▶ EXERCISE DESCRIPTION: Where the records below have a line with "Acquia", that line is to be copied.

▶ SOURCE DATA:
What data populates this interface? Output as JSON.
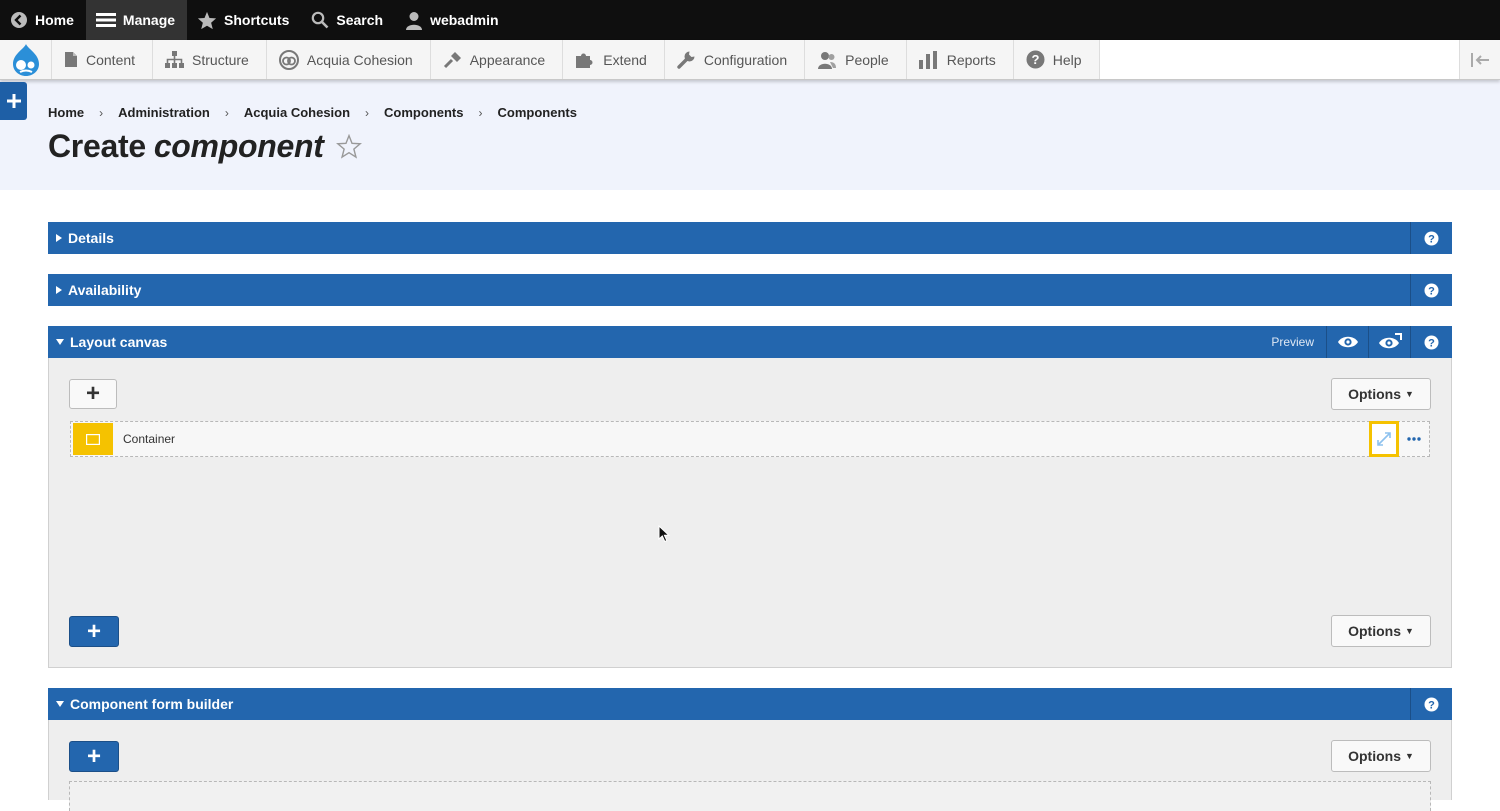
{
  "toolbar": {
    "items": [
      {
        "label": "Home",
        "icon": "back-arrow-icon"
      },
      {
        "label": "Manage",
        "icon": "hamburger-menu-icon",
        "active": true
      },
      {
        "label": "Shortcuts",
        "icon": "star-icon"
      },
      {
        "label": "Search",
        "icon": "search-icon"
      },
      {
        "label": "webadmin",
        "icon": "user-icon"
      }
    ]
  },
  "tray": {
    "items": [
      {
        "label": "Content",
        "icon": "document-icon"
      },
      {
        "label": "Structure",
        "icon": "structure-icon"
      },
      {
        "label": "Acquia Cohesion",
        "icon": "cohesion-icon"
      },
      {
        "label": "Appearance",
        "icon": "paint-icon"
      },
      {
        "label": "Extend",
        "icon": "puzzle-icon"
      },
      {
        "label": "Configuration",
        "icon": "wrench-icon"
      },
      {
        "label": "People",
        "icon": "people-icon"
      },
      {
        "label": "Reports",
        "icon": "bar-chart-icon"
      },
      {
        "label": "Help",
        "icon": "help-icon"
      }
    ]
  },
  "breadcrumb": [
    "Home",
    "Administration",
    "Acquia Cohesion",
    "Components",
    "Components"
  ],
  "page": {
    "title_prefix": "Create",
    "title_emph": "component"
  },
  "panels": {
    "details": {
      "title": "Details"
    },
    "availability": {
      "title": "Availability"
    },
    "layout_canvas": {
      "title": "Layout canvas",
      "preview_label": "Preview",
      "options_label": "Options",
      "add_label": "+",
      "row_label": "Container"
    },
    "form_builder": {
      "title": "Component form builder",
      "options_label": "Options",
      "add_label": "+"
    }
  },
  "colors": {
    "panel_header": "#2366ae",
    "highlight": "#f5c200",
    "toolbar": "#0f0f0f",
    "header_bg": "#f0f3fc"
  }
}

▶ ANSWER TO THIS PROBLEM:
        "label": "Acquia Cohesion",
    "Acquia Cohesion",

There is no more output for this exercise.